In 2018, a Working Group was established to consider ways in which the current practice in relation to witness evidence could be improved in the Business & Property Courts. The Working Group stemmed from a view “shared by a substantial majority” of the judges of the Commercial Court that factual witness statements “were often ineffective in performing their core function of achieving best evidence at proportionate cost”.
The Working Group was chaired by Mr Justice Popplewell and included other members of the judiciary, members of the bar and solicitors from both private practice and in-house roles. In preparing its report, the Working Group conducted a survey of court users in which participants raised a common concern about a lack of enforcement of the existing rules which frequently saw no action being taken in respect of non-compliant witness statements.
On 6 December 2019, the Working Group published its Final Report. Notwithstanding that the judiciary is understood to have been calling for radical change by dispensing with witness evidence in its entirety, the report recommends largely minor changes, as set out below. If adopted, the recommendations may not, therefore, have the desired effect of increasing the effectiveness and proportionality by which factual evidence is obtained at trial.
Issues identified in the Final Report
The existing rules provide that “witness statements must, if practicable, be in the intended witness’s own words”. In practice, however, witness statements are very rarely in the witness’s own words. They are generally carefully crafted by legal representatives following which they are approved by the witness often only with minor amendments. The report notes that this drafting process “may corrupt memory” and render the final product less reliable than the first “unvarnished” recollection. Similarly, witness statements may contain an “aspirational” version of what the witness may be able to recall.

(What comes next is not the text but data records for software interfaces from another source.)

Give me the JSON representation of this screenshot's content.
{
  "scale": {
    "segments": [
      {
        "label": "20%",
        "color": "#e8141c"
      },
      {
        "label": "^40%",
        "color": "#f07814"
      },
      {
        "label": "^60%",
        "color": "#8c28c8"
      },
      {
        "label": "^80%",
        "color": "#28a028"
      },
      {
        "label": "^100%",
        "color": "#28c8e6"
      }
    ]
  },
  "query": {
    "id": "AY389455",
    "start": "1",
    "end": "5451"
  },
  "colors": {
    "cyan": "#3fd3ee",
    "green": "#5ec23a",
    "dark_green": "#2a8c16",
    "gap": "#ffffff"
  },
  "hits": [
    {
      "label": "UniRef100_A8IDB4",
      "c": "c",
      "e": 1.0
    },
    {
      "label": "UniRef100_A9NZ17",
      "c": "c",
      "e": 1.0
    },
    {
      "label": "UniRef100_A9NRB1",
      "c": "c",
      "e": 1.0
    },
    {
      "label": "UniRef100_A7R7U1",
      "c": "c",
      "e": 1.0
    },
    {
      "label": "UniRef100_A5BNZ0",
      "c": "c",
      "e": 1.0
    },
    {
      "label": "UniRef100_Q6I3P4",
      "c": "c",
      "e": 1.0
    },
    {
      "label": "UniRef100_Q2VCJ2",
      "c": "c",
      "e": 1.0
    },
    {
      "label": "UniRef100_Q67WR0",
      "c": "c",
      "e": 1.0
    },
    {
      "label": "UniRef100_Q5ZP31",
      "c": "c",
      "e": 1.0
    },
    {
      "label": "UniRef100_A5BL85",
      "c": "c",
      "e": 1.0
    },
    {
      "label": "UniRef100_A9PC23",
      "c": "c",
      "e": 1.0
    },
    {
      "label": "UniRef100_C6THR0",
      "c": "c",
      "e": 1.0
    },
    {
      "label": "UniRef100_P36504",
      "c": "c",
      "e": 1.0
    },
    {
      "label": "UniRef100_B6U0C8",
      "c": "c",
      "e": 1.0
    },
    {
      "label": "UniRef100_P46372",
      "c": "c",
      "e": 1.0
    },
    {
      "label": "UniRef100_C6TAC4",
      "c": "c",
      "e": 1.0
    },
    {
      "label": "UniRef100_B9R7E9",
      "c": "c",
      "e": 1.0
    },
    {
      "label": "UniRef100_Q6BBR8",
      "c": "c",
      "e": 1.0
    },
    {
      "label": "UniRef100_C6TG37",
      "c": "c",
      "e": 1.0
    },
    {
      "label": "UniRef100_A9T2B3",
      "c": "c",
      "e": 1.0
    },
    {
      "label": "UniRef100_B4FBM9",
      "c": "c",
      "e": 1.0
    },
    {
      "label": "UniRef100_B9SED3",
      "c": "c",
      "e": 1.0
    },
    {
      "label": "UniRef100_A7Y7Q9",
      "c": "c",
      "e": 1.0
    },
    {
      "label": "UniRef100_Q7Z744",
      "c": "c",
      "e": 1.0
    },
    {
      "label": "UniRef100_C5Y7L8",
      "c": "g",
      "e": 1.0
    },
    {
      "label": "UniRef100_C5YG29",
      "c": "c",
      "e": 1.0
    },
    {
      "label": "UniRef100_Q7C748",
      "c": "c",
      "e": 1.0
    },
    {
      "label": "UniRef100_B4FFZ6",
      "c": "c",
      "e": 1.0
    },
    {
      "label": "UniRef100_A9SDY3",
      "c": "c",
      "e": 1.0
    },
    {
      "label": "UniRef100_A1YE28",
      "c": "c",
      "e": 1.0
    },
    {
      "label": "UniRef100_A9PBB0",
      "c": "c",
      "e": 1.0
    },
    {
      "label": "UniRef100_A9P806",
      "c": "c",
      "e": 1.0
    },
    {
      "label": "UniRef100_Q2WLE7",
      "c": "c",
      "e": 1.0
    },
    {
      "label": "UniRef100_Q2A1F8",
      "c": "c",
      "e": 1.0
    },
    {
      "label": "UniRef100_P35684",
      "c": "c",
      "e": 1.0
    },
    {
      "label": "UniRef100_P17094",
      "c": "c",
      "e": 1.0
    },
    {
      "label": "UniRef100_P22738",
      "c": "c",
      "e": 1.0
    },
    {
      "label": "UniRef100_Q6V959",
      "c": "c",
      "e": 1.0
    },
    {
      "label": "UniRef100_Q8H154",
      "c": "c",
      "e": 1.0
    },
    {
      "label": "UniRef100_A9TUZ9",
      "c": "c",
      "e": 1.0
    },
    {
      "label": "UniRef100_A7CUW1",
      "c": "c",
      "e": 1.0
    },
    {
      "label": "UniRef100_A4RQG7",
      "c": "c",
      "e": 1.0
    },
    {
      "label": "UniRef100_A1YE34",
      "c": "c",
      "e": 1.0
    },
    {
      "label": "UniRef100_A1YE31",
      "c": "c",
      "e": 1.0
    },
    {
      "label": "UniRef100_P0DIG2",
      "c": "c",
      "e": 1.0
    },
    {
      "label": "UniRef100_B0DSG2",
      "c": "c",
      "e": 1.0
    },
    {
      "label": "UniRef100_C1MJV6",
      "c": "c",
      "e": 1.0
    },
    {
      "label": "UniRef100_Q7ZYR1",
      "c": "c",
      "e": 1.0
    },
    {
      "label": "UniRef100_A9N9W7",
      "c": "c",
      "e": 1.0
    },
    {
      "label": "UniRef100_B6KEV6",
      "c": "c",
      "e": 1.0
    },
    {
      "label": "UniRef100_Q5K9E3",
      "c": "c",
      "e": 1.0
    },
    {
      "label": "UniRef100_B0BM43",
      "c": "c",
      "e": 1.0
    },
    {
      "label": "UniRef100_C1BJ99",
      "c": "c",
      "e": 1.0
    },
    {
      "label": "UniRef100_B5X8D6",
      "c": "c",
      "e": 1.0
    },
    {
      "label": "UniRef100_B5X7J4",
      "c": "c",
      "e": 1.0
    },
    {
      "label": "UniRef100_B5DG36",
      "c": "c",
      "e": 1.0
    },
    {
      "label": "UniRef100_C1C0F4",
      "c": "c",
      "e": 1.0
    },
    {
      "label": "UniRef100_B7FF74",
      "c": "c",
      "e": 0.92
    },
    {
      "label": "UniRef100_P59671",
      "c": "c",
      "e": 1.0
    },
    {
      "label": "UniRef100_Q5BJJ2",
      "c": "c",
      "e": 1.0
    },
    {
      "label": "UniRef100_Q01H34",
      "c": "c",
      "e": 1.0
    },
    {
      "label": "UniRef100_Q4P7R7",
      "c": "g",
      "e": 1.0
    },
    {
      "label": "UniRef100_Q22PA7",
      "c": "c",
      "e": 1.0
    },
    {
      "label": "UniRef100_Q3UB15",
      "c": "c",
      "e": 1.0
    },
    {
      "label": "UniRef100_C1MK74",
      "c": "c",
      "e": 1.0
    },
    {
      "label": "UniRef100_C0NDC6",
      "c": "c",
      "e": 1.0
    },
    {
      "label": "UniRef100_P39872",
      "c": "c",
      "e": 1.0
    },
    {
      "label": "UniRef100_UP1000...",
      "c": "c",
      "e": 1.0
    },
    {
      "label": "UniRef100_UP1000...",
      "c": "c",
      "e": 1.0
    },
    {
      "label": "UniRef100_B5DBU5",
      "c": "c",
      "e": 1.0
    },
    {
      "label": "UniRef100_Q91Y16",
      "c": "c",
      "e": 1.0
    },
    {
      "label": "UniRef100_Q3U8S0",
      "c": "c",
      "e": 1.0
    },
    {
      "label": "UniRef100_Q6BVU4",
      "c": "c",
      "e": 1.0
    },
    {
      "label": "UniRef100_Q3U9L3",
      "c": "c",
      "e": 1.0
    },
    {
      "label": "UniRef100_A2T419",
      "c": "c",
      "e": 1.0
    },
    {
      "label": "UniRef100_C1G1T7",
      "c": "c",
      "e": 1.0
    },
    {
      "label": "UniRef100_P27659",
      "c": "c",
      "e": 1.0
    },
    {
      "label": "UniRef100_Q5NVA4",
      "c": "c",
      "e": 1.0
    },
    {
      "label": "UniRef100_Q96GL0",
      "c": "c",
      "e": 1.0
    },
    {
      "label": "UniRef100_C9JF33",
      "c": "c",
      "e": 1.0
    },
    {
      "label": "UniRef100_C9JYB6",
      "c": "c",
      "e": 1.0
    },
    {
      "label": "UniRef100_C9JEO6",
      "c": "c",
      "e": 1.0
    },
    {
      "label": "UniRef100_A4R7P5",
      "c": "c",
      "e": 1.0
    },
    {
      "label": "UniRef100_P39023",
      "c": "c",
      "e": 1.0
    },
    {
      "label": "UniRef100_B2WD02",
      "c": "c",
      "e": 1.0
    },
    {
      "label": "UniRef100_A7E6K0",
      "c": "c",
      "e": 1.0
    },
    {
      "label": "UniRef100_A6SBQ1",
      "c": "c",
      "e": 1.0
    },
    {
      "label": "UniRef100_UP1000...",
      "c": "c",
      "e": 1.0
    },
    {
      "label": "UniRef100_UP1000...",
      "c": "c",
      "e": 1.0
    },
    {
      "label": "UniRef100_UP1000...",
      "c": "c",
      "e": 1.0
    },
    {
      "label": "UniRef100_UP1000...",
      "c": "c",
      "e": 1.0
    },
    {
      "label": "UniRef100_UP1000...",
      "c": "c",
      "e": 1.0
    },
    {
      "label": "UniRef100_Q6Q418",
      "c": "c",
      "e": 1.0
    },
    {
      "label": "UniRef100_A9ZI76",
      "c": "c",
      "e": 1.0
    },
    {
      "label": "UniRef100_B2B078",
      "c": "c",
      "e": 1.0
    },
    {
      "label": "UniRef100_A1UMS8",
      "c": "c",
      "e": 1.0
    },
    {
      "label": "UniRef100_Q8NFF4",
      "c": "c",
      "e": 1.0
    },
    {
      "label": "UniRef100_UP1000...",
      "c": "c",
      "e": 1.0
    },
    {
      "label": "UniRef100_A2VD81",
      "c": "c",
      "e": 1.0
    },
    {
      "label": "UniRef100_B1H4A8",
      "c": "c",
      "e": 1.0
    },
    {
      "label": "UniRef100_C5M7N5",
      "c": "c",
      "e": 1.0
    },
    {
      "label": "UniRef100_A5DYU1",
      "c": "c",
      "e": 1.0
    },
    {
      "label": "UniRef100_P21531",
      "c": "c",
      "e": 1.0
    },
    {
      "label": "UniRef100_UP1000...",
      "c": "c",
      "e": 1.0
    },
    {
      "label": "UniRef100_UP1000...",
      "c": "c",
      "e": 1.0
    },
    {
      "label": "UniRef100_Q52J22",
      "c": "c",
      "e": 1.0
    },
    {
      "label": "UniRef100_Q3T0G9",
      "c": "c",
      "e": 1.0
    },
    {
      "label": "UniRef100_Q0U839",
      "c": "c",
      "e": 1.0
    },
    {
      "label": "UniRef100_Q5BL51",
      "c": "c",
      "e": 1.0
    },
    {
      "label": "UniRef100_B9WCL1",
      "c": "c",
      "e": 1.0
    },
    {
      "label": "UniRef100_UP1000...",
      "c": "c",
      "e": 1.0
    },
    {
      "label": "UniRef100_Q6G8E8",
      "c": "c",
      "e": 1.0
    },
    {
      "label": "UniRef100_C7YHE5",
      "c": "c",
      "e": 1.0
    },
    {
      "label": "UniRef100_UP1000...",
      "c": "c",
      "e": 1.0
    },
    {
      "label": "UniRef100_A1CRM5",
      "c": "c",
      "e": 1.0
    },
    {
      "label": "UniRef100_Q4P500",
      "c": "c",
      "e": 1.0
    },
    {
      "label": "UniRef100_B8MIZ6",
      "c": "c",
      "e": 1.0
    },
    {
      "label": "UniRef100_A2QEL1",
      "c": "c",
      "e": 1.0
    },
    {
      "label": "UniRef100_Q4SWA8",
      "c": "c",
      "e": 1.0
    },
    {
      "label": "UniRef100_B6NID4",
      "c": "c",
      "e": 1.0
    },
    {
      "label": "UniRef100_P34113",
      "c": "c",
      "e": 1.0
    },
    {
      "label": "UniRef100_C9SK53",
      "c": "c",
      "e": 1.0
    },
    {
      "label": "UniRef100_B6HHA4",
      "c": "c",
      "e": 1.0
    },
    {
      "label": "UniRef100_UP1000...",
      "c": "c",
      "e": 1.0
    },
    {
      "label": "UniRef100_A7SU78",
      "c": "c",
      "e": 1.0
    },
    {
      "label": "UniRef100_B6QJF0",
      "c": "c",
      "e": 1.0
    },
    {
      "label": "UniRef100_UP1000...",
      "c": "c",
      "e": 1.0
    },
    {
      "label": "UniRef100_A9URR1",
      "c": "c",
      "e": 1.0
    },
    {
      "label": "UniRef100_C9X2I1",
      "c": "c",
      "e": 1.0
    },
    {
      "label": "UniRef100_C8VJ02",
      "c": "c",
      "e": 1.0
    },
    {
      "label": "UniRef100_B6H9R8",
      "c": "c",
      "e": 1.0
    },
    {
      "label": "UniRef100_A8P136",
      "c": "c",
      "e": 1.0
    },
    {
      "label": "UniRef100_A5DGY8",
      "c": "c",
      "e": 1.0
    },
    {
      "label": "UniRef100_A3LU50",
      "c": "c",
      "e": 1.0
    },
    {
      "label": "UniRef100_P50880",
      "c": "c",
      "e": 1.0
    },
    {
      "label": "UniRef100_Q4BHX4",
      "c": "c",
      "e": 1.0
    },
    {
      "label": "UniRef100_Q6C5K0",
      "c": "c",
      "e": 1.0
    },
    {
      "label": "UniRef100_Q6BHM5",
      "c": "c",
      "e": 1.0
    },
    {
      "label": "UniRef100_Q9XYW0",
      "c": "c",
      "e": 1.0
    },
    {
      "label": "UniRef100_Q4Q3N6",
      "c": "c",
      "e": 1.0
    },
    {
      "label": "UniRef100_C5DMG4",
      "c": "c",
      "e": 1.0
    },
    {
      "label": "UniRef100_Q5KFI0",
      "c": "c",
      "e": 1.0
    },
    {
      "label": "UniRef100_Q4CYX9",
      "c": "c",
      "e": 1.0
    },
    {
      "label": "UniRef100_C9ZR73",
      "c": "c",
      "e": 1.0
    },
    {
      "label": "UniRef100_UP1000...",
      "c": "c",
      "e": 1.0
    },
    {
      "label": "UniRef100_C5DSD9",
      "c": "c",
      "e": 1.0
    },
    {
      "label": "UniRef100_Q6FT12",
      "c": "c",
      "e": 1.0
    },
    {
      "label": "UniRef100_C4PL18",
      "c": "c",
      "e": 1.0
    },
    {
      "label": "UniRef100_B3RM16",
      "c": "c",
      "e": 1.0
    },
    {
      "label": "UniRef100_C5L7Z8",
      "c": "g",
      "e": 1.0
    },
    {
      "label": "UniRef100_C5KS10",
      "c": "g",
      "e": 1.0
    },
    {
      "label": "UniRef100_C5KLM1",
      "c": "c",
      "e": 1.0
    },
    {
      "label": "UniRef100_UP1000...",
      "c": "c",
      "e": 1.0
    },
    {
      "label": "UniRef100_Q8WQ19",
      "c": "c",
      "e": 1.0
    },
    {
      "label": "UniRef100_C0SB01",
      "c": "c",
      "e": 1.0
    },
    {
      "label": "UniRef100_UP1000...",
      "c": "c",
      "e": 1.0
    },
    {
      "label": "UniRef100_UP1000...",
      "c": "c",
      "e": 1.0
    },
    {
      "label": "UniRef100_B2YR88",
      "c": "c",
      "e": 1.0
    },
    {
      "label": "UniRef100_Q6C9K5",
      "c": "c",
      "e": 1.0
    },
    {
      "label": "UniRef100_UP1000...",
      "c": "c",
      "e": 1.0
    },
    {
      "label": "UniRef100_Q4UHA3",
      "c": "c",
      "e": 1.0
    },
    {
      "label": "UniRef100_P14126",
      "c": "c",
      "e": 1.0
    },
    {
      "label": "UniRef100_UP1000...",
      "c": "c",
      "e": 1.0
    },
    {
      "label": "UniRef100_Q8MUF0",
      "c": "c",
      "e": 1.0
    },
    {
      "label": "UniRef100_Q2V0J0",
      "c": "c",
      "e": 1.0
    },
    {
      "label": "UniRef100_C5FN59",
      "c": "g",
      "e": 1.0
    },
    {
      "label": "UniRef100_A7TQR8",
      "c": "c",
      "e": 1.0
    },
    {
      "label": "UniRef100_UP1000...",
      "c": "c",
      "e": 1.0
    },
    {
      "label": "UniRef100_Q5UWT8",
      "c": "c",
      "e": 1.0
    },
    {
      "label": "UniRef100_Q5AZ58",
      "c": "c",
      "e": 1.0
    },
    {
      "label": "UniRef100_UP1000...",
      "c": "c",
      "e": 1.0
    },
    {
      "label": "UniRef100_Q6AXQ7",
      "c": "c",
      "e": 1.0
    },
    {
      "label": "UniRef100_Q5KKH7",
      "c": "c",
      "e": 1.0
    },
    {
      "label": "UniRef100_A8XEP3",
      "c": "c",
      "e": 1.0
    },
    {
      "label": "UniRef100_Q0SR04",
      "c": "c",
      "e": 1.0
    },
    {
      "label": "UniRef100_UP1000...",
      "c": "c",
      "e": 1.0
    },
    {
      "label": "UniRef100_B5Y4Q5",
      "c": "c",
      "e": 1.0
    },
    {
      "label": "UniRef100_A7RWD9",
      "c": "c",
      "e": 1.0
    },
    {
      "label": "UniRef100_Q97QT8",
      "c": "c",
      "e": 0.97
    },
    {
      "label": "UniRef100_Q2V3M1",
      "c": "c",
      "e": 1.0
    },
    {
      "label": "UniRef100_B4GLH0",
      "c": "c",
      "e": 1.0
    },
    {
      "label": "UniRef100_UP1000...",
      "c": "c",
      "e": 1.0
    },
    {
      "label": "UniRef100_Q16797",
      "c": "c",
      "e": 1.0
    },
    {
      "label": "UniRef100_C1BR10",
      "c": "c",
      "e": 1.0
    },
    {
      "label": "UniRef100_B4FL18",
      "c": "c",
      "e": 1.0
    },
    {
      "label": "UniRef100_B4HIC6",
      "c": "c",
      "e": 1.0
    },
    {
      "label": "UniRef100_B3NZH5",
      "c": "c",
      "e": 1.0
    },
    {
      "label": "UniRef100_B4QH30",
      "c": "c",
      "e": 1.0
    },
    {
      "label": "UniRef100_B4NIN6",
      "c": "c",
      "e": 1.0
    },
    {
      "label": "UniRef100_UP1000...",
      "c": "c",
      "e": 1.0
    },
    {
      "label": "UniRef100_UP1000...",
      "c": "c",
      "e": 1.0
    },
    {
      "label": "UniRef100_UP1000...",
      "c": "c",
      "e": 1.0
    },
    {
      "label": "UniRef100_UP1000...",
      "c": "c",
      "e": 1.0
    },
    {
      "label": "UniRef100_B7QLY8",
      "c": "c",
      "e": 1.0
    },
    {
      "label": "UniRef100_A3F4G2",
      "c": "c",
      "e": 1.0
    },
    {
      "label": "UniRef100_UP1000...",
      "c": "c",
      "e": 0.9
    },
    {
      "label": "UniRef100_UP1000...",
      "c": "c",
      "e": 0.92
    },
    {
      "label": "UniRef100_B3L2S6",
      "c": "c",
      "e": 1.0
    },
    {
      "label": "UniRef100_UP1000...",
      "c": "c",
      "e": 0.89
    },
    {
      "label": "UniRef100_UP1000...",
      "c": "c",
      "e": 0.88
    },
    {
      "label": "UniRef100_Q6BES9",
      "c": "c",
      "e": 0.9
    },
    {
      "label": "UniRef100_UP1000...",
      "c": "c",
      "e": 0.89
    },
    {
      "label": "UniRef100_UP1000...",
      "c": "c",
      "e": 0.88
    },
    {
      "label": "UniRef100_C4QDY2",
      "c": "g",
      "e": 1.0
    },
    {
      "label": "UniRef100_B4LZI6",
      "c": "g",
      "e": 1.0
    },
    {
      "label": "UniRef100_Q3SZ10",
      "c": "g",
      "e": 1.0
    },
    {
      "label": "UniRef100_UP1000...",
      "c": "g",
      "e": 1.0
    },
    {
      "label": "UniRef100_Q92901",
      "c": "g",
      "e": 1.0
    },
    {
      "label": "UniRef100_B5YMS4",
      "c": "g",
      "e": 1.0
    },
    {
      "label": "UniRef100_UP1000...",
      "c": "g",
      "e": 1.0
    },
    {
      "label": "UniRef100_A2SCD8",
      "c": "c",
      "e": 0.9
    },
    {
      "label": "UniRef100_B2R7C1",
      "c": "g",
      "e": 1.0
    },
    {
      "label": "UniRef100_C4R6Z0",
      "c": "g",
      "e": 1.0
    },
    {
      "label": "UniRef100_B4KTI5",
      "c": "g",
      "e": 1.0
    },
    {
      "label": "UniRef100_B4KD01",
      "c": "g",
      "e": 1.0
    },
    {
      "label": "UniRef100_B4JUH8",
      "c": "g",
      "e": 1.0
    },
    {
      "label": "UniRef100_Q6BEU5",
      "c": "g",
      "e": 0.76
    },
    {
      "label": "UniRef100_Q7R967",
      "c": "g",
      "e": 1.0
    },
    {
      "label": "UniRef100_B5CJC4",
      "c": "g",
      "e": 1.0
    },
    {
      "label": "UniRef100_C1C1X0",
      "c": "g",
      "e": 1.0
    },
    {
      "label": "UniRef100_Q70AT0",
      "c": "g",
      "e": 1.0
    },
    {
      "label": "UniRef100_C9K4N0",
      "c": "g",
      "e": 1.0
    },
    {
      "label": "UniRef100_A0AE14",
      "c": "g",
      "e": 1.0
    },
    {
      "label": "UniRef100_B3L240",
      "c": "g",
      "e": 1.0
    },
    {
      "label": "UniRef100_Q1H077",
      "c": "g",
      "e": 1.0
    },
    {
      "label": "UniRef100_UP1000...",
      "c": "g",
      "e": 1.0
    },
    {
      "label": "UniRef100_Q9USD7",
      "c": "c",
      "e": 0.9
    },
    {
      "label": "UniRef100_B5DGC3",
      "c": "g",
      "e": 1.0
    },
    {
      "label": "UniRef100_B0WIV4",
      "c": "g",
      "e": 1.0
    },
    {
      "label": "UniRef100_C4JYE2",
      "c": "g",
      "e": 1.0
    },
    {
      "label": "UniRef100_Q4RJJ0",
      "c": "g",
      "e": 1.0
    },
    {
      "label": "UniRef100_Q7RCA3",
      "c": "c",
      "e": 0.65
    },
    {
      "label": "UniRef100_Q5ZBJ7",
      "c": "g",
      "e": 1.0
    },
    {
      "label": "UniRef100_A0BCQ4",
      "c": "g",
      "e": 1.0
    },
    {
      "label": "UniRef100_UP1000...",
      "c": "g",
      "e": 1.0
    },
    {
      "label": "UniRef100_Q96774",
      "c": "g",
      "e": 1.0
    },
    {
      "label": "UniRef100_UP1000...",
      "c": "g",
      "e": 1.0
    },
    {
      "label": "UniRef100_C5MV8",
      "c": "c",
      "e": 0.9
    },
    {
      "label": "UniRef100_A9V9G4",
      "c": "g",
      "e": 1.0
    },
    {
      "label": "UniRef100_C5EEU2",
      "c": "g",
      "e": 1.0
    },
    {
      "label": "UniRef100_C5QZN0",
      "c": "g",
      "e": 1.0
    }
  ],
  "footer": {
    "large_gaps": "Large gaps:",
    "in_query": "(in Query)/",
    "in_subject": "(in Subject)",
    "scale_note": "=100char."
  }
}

In addition, the report notes that the practice of using witness statements in the place of Examination in Chief “encourages over-lawyering and lengthening of witness statements in an attempt to anticipate cross-examination”. Further, the “current practice involves regular and lengthy recitation of background which is” often wholly irrelevant.
The report also notes that, rather than exploring and testing the critical evidence, Cross Examination is frequently a process of challenging the content of witness statements which is not particularly useful.
Recommendations in the Final Report
The report includes a wide range of recommendations including:
- the production of an authoritative statement of best practice regarding the preparation of witness statements
- a more developed statement of truth
- the introduction of a solicitor’s certificate of compliance with the rules
- examination in chief being available as an option
- the position that extensions of witness statement page limits should be rarely granted
- the position that the Courts should more readily apply costs sanctions and express judicial criticism of non-compliance with the rules including the more frequent singling out of egregious cases for this purpose.
As noted above, however, the report does not recommend radical change by dispensing with witness statements and the resulting re-introduction of Examination in Chief in all cases.
Most of the recommendations of the Working Group appear to be aimed at ‘course correction’ rather than a complete re-alignment of the rules, in contrast to the approach taken to disclosure under the ongoing Disclosure Pilot Scheme (see our blog on the pilot scheme).
If implemented, the effectiveness of the Working Group’s recommendations is likely to depend on the extent to which the judiciary enforces and is seen to enforce the rules. Our expectation is that practitioners will not change the process by which witness statements are produced nor the end product unless the judiciary is seen to apply costs sanctions and express criticism of non-compliance with the rules.
Practitioners are likely to be relieved that witness statements will remain in place for now given that, from their perspective at least, witness statements serve a useful purpose including in putting before the Court facts that cannot be derived from the contemporaneous documents. In contrast, the judiciary is likely to see this as a missed opportunity but are of course free to give less weight to witness evidence over documentary evidence in any event.